On Tuesday we took off early from Queenstown and headed south along the “Southern Scenic Route” to Te Anau, sharing our ride with a Philly boy named Jonathan who was headed down to interview at a lodge in Fiordland. Upon landing in Te Anau, we found out there was a special going on the Milford Wanderer, Real Journeys’ overnight fiord cruise, so we jumped back in the car and booked it to Milford. Road conditions were ideal, with no ice or avalanche warnings in effect, so we made the sometimes 2.5-hour drive in 1.5 hours, giving us 20 minutes to spare before boarding. We had a somewhat clear cruise out last night, but overnight the clouds moved in and this morning’s cruise was hazy and moody. I decided I liked it better that way. The walls look more imposing and there are waterfalls gushing down everywhere sine the rock faces provide no soil for drainage. The food was awesome and though the cabins were cramped, Jason and I ended up being the only ones in our 4-bunk quarters, so we were comfortable and each slept well. We saw endangered Fiordland crested penguins last night and this morning, as well as a dolphin and some sea lions this morning. One sea lion was thrashing a squid around on the surface while eating it, which felt a lot like a National Geographic moment. We had really wanted to go diving while on the fiord with Tawaki Dive, the only operator, but the prices were approaching astronomical. We intend to come back and do this one at the same time we do the glaciers, because we know it’s a once-in-a-lifetime type dive, but this time we opted for the $30 visit to the Deep Underwater Observatory instead. Milford is one of the only places in the world divers can see black and red corals in the wild, because the tannic freshwater layer of water in the fiord filters out most of the sunlight in the salt layer, and the corals think they are deeper than they actually are, making them accessible to divers. The Underwater Observatory has a stairwell that goes 11m underwater and allows visitors to look out into the fiord and see some black corals as well as any wildlife that may be passing by.
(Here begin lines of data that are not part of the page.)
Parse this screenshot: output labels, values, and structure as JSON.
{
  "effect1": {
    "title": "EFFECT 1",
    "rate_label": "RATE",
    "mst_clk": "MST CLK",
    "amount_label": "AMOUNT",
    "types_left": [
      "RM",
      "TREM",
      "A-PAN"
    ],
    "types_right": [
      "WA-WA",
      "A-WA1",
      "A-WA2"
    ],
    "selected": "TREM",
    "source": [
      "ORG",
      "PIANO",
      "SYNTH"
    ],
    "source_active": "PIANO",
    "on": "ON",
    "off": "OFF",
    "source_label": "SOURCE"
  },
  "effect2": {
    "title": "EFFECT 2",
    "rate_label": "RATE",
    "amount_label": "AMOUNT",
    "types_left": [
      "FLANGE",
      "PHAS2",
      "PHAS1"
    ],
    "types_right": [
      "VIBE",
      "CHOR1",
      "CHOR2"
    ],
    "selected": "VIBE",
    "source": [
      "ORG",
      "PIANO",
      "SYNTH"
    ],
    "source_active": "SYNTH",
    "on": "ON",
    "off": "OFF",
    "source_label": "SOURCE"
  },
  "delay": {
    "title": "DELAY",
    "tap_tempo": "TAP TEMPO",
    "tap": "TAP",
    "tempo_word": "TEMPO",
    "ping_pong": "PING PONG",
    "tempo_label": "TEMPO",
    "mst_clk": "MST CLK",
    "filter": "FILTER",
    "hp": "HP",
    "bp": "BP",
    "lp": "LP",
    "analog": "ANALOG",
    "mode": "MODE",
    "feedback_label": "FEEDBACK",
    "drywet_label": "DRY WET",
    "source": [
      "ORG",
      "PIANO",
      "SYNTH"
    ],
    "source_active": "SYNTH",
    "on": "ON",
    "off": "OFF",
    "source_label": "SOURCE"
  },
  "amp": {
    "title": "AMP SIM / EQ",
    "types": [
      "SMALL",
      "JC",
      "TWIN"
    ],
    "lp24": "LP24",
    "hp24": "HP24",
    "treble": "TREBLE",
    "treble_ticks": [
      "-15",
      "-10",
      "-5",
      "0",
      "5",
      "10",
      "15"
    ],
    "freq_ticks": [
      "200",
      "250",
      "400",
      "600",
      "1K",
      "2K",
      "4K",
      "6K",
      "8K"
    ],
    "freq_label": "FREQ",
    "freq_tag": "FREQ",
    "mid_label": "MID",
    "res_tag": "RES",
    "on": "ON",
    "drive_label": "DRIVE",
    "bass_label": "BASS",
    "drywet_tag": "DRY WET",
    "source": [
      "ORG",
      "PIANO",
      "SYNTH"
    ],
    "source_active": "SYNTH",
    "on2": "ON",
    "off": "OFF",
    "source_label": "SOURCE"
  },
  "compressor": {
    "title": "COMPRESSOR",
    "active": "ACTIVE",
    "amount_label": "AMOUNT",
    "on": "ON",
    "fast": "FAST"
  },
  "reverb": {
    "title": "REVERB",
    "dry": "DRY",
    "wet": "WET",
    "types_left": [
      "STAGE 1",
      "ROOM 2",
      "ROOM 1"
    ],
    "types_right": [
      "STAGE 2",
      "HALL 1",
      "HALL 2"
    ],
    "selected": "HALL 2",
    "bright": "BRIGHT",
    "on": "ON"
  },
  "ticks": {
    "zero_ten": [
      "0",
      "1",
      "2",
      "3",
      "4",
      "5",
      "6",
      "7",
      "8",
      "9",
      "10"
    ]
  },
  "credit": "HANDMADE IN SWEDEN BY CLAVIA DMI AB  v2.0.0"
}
Endangered Fiordland crested penguin
We debarked from out cruise at around 10:30 am and drove to Invercargill from there, stopping in Te Anau for lunch. It was a spectacular day of changing landscapes, and has us excited to start our drive to Dunedin along the Catlins Coast in the morning. We plan to get our front brake pads replaced first though, because all this mountain driving has started our wear indicators screeching. Yuck.